## Problem to solve
Your output should be each line from the material below that has the word "content".

<<<<

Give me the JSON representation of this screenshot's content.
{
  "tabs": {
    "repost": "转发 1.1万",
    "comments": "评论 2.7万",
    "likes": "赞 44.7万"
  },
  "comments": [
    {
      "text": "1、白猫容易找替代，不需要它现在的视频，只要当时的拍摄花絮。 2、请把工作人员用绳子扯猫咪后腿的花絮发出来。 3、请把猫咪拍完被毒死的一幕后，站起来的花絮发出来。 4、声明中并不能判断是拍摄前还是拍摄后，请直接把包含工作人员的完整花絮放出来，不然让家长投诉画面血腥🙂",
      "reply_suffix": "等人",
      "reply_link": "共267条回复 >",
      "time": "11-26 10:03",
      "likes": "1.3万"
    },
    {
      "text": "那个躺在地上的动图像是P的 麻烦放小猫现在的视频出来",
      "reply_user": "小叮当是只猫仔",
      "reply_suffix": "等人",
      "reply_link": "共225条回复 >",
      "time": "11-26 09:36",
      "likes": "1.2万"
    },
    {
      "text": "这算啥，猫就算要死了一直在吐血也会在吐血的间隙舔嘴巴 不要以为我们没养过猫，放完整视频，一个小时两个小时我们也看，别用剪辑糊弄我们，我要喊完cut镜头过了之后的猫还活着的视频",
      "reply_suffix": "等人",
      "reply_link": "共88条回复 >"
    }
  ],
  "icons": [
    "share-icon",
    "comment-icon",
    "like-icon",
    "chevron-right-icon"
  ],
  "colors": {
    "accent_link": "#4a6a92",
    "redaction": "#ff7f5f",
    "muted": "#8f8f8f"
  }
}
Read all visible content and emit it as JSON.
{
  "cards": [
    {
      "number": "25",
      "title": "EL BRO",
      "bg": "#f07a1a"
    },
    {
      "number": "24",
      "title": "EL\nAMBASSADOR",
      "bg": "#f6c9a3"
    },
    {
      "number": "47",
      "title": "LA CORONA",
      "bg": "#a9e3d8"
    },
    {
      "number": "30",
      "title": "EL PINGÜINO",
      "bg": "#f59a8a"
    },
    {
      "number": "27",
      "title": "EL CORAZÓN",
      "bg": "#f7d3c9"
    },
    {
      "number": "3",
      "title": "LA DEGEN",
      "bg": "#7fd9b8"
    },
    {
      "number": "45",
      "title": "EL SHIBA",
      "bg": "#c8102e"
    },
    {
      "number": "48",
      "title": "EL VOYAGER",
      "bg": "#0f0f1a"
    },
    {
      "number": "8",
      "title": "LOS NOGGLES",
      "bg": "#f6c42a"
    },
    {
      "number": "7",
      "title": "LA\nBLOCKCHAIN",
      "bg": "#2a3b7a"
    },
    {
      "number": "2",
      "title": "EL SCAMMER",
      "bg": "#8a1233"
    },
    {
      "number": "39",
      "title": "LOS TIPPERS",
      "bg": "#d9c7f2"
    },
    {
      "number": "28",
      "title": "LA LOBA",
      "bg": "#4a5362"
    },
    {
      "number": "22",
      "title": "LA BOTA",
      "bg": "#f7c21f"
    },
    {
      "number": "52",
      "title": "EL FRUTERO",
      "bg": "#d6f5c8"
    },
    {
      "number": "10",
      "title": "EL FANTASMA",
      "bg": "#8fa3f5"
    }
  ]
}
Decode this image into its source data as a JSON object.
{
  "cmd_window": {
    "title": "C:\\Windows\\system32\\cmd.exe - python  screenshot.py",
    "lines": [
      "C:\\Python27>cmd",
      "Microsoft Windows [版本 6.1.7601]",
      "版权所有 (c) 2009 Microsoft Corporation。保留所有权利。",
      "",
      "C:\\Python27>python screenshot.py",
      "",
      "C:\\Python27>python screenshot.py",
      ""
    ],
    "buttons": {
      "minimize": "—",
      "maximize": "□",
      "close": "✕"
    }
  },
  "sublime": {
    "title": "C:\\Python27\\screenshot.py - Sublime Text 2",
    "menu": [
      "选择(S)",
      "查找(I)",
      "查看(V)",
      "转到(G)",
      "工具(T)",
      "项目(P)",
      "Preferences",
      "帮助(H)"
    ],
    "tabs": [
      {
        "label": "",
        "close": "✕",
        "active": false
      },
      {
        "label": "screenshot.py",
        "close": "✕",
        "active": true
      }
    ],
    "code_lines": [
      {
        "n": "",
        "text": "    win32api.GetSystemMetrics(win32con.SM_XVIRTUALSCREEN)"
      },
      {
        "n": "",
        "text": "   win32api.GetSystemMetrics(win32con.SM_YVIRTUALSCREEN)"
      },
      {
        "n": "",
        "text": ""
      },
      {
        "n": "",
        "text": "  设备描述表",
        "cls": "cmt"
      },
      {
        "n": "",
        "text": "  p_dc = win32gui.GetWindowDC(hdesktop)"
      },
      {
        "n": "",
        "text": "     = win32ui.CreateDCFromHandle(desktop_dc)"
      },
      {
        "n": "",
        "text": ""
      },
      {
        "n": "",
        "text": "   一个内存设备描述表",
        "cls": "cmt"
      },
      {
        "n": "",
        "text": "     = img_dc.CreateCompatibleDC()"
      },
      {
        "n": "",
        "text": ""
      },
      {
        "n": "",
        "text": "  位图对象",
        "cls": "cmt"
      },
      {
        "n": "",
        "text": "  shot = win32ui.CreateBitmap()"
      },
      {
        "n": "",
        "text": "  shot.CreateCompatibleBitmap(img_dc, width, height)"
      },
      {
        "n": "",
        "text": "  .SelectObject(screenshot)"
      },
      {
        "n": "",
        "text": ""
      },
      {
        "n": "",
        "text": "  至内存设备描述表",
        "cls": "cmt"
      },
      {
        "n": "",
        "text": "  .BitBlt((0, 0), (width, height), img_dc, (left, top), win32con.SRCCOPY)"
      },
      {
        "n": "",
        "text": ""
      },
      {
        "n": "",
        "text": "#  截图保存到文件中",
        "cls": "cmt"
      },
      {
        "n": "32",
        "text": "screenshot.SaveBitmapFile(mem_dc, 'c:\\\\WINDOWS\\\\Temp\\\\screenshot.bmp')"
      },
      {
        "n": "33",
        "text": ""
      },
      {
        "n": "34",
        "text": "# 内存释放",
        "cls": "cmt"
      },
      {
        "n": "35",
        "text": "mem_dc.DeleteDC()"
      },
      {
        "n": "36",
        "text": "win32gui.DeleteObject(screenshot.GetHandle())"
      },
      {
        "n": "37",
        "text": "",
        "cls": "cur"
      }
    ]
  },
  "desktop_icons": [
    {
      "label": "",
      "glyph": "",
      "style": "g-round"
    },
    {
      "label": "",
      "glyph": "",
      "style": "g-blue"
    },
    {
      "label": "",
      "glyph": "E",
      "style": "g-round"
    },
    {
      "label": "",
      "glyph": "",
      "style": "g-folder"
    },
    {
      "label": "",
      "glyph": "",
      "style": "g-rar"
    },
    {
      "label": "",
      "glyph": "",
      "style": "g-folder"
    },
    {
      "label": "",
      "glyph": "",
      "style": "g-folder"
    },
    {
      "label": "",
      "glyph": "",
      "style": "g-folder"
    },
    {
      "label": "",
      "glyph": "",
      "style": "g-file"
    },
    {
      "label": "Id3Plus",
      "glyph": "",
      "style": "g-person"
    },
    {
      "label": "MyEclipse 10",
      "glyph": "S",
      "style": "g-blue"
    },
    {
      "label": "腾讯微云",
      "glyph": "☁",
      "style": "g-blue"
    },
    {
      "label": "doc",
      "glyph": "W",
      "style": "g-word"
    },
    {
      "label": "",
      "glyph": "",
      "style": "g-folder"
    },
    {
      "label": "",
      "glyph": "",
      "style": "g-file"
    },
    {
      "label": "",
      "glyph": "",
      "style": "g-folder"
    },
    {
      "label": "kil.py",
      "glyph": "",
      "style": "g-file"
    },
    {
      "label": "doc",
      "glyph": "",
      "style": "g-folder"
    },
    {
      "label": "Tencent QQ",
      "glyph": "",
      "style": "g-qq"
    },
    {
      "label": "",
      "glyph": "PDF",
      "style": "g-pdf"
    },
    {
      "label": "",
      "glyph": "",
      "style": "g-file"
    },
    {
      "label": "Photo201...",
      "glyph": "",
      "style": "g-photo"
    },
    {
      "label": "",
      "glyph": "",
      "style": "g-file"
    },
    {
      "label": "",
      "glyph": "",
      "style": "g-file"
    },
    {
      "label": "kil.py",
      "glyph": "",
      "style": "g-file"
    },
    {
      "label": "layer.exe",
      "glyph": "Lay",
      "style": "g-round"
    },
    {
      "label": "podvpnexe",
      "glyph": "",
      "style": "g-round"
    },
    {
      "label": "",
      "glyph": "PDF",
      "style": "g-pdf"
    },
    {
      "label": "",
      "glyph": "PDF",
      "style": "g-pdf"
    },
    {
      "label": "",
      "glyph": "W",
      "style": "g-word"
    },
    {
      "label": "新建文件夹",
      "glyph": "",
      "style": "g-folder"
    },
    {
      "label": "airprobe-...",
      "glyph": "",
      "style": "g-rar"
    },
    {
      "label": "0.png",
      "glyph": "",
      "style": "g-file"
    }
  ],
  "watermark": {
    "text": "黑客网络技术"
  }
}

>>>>

## Response below
Give me the JSON representation of this screenshot's content.
Read all visible content and emit it as JSON.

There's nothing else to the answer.